**Dataset extract:**
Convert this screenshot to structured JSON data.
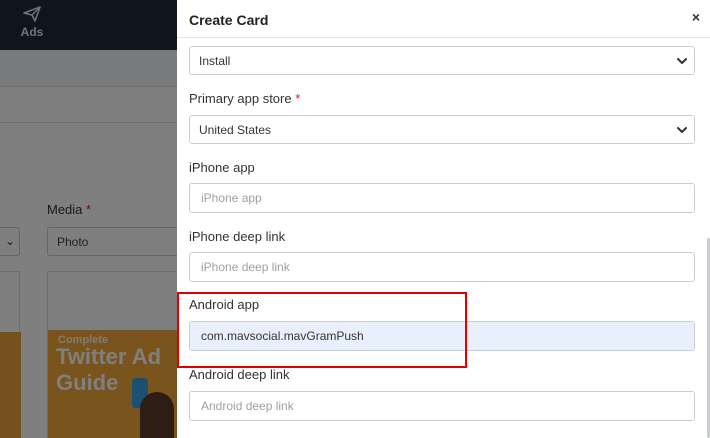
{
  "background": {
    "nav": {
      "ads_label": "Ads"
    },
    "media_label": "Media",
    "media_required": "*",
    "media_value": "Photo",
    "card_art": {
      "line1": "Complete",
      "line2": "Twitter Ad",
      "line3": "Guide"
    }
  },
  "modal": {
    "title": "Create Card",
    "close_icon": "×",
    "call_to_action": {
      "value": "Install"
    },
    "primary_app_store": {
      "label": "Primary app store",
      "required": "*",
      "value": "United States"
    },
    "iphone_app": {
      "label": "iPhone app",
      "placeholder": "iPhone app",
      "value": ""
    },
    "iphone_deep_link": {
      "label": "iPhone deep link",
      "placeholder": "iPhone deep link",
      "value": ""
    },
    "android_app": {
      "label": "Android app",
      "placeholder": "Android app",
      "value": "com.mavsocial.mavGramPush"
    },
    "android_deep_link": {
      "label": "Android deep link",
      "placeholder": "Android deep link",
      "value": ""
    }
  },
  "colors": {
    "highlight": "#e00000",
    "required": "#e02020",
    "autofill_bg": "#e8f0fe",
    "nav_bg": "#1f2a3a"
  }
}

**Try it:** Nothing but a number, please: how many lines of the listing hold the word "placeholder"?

**Output below:** 4